"I love you at _____!" is our way of calling attention to the fact that we're adventuring through life together, and to stop whatever we're doing once in a while, take it all in, and honor our marriage vows.
We go shopping on New Year's Eve and get all the junk food we want. Literally, hundreds of dollars worth of junk. Then, we set it all up on the kitchen table and go crazy. For the next 24 hours, it is pure gluttony.
By the time January 2nd rolls around, we don't want to look at anything "junky" making it super easy to eat healthier for a few weeks.
We have a game where we hide a ketchup packet.
One day we were at McD's and had an extra ketchup left over. I put it in my pocket and snuck it into her sunglasses holder in her car so the next time she opened it, it would fall on her. It worked, scared the crap out of her. That was a year and a half ago.
Ever since we've been going back and forth hiding it in different places to surprise the other one. Sometimes it's days between hidings, sometimes it's weeks. Some of my favorite spots are in her pillow case, in the toe of her slipper, inside her water bottle, and in her retainer case.
That we have key words/setences to get us out of/help with certain situations.
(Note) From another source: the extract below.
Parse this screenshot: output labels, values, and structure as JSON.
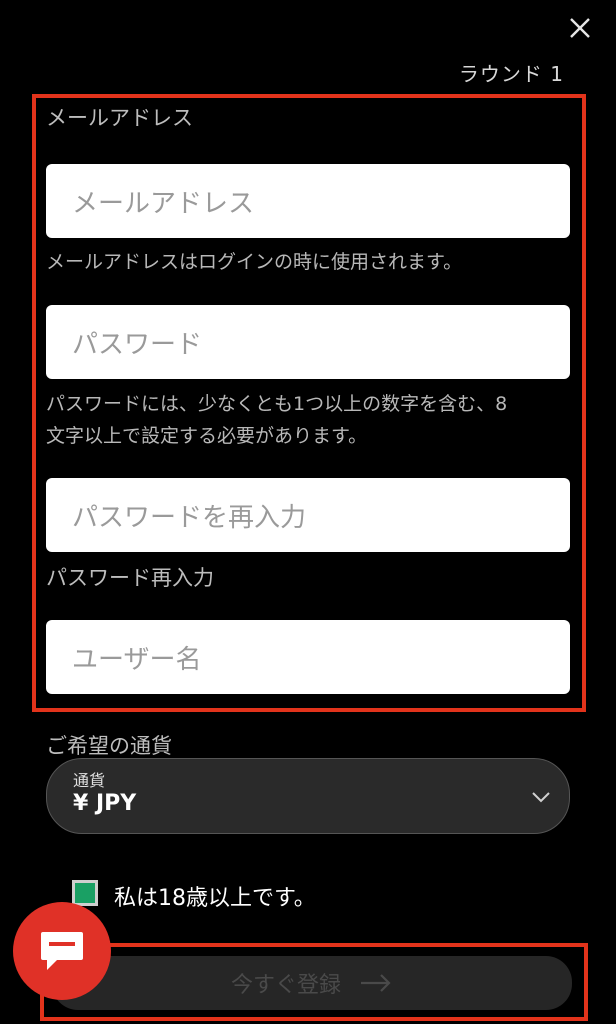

So if we're at a party and she's talking to someone and she introduces me in a certain way, I'll know that's code for 'these people are boring, save me' and I'll make an excuse for her to leave that conversation.
But it's evolved now and so we literally have tons of words/expressions for certain things. It's essentially a hidden language that we have.
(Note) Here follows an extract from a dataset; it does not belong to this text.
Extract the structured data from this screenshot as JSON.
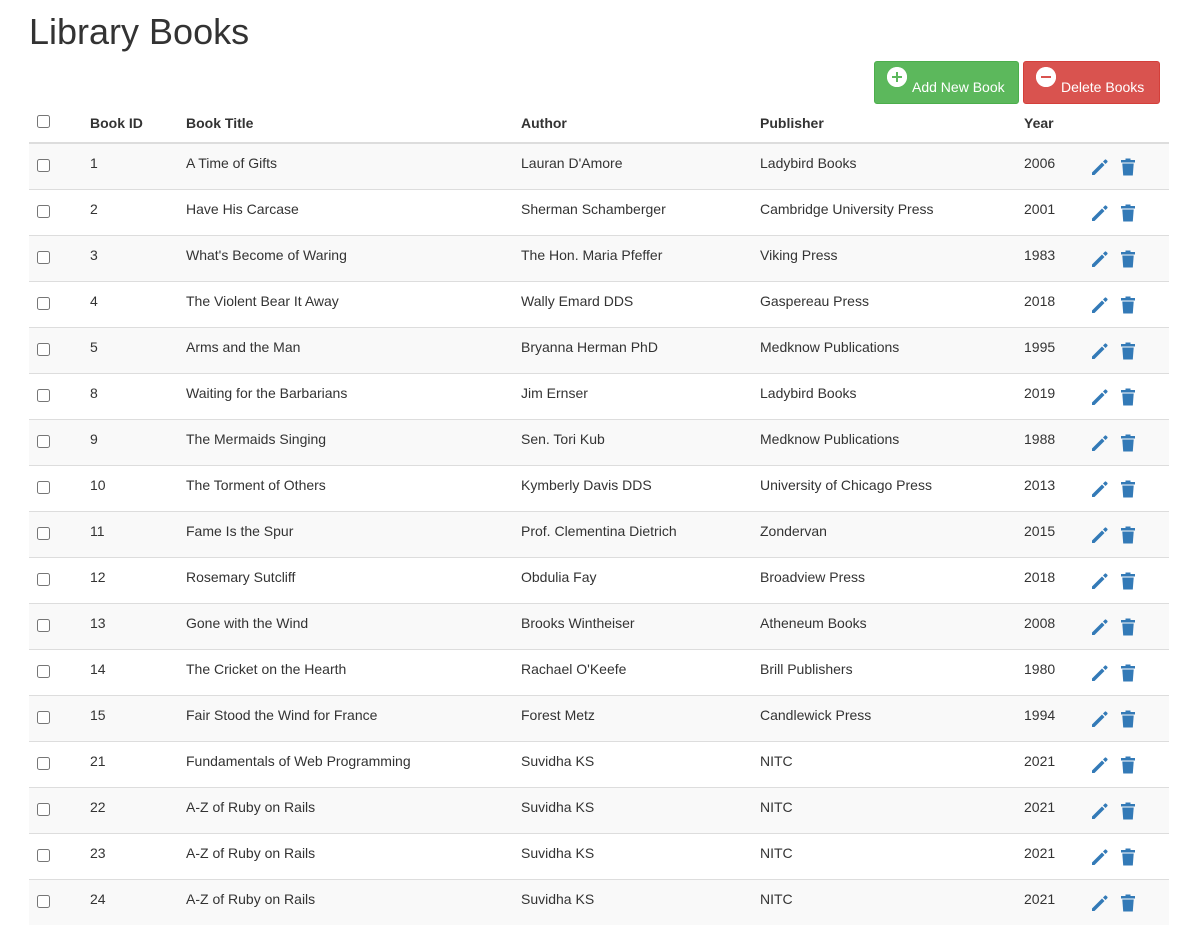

One of my favorites is our code for, "This person's breath stinks, offer them a mint."
I always wanted a waffle maker, like the round kind that you flip around. While my wife and I were dating, when we would walk by the kitchen section of Walmart I said we should get a waffle maker.
She said, "We already have one, it's a Belgian waffle maker."
Literally a week later we're walking by the kitchen section again and I innocently say, "We should get a waffle maker!" completely oblivious that I said it last week. She immediately got upset and said we just talked about it last time. I started repeating it for years because I saw it agitated her.
Years of doing this later, my wife tried to pull a fast one on me. We walk by the waffle makers and she said, "Hey Katha, we should get a waffle maker!" and I looked at her funny and said, "But we already have one, a Belgian waffle maker."
She got very angry.
My wife is a doctor so she works late. Often, especially during the winter, she will come home after dark. She street parks her car, and our street isn't very well lit (quiet dead end). If I hear the beep of her car lock, I'll run to the window, where I keep a D Cell MagLite, and shine a "spotlight" on the sidewalk to light her way as she walks in. She will sometimes run around trying to "escape" the light. It's fun.
Racism is an insidious, and unfortunately prevalent, force in all of our daily lives. Maybe we're on the receiving end of it, being treated differently and losing opportunities because of others' preconceived notions.
Or maybe we're on the other side of things. Even those who aren't actively racist or discriminatory still have to process the world through the filters of the things they've been told about people who are different.